Six month old grizzly cub, enjoying its first summer. Every day is a new challenge, everyday security provided by it's mother. It will spend 3 to 4 years with its mother, learning what to eat and how to be safe.
This kid was just few weeks old when the picture was taken. Getting to spend sometime near the bottom of the valley, with its mother nearby. Most of its time will be spent much higher up, where it's safe from most predators.
In wildlife for many species, including for the mountain goats, the female looks after their young from the day they are born to the day they are on their own. The nanny will give birth away from others, when the kid can get around the two will seek the company of others. The kid will never be too far from the nanny. The nanny will help the kid with food, help it learn to climb, nanny using their eyes to help guide the kid through a safe route on a side of a mountain. So the least a kid can do is provide it's mother a place to rest her head for a few seconds on a hot day.
A beautiful morning, watching a mother grizzly and her two cubs, one next to her and the other just outside the frame.
Most living in the mountains or visiting, have sighting of grizzlies on the top of their list of wildlife they want to see. It's one of the often asked questions on social media or face to face, where can they go to see bears. The answer will often disappoint them, which is "get out as much as you can'. There are other factors, look for them from May to October, take the slower speed routes and drive at the speed limit so your eyes can see more around you, but these and other factors play a smaller role. Get out and explore as much as possible. It's very rare I'll be out looking just for bears, I like to get out and explore and from experience I know I'll have more than my share of bear sightings. Nature is a pretty amazing, but it will never show you everything all at once, the more you get out the more it will show you.

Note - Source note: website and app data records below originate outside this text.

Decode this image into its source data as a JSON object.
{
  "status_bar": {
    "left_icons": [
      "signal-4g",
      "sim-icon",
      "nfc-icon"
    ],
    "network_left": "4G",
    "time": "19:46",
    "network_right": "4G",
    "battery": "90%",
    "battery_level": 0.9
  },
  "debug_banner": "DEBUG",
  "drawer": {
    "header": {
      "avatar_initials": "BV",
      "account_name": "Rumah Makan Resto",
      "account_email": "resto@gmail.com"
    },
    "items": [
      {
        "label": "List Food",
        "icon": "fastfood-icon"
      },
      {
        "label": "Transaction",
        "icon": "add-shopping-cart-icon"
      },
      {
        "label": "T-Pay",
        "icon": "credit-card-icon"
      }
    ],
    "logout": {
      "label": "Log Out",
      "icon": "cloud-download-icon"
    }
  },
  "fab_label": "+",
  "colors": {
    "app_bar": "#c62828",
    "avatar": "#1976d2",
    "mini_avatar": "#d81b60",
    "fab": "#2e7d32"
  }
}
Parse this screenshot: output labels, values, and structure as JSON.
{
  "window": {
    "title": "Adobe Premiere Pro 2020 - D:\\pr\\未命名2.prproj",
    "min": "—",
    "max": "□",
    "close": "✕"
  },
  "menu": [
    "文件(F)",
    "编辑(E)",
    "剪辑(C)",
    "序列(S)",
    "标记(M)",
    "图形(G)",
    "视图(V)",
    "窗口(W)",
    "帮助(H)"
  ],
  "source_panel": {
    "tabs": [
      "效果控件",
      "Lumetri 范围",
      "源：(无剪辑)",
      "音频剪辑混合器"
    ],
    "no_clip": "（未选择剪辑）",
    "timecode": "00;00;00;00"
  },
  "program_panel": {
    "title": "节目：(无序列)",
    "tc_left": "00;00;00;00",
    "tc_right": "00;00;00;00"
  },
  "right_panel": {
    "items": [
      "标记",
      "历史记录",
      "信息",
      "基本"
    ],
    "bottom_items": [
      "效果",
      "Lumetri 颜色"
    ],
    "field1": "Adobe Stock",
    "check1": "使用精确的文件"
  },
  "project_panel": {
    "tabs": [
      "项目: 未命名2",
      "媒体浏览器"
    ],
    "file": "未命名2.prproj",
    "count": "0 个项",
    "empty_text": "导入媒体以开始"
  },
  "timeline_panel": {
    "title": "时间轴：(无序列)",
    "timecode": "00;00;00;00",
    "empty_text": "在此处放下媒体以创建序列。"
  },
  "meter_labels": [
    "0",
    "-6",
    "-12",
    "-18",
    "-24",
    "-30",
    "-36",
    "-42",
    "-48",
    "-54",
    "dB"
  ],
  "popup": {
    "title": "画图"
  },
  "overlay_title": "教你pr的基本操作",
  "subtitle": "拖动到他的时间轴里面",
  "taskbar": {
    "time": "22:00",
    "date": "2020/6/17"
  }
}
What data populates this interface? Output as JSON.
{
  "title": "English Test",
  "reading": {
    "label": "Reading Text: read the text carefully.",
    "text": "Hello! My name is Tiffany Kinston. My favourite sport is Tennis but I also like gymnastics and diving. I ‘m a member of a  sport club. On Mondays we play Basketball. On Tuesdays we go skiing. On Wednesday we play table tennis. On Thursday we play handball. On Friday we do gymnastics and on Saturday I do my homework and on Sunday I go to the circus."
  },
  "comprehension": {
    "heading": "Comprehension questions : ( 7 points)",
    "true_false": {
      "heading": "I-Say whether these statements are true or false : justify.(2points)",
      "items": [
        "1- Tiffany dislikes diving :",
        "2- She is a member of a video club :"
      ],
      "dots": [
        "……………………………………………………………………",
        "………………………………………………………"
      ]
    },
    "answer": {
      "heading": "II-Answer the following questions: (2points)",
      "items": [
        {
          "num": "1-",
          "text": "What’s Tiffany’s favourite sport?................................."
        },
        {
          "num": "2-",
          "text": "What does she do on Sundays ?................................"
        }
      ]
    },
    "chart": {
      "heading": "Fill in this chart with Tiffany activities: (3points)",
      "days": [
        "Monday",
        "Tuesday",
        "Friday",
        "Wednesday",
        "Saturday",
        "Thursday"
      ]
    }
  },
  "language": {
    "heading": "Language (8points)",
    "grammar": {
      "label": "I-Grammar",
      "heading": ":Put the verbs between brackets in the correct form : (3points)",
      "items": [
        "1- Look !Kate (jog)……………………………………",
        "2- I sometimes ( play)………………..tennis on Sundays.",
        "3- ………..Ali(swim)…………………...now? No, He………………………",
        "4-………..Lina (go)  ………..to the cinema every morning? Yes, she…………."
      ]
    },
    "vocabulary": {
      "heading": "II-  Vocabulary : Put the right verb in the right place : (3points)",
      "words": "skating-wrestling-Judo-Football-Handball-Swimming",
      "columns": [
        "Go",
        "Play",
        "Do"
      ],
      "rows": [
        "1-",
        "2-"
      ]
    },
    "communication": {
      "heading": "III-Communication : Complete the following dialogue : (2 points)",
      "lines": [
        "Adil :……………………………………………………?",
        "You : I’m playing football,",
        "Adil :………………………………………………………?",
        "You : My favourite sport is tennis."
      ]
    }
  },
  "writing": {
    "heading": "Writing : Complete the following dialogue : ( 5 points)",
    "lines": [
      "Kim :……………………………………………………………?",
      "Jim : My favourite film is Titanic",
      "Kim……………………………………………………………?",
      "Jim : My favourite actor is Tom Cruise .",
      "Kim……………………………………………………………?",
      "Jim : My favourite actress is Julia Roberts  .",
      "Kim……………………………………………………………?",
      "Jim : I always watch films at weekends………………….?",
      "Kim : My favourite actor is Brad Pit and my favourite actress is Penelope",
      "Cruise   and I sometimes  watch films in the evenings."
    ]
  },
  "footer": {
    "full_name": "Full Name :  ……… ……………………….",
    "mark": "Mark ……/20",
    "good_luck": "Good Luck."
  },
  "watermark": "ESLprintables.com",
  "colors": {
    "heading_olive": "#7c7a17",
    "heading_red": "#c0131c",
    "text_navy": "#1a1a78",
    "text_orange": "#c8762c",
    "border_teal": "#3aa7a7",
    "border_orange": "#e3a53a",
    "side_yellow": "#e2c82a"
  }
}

Lot of people if not all want to see bears, the way to do it is no secret. The main way to see more bears is to get out more.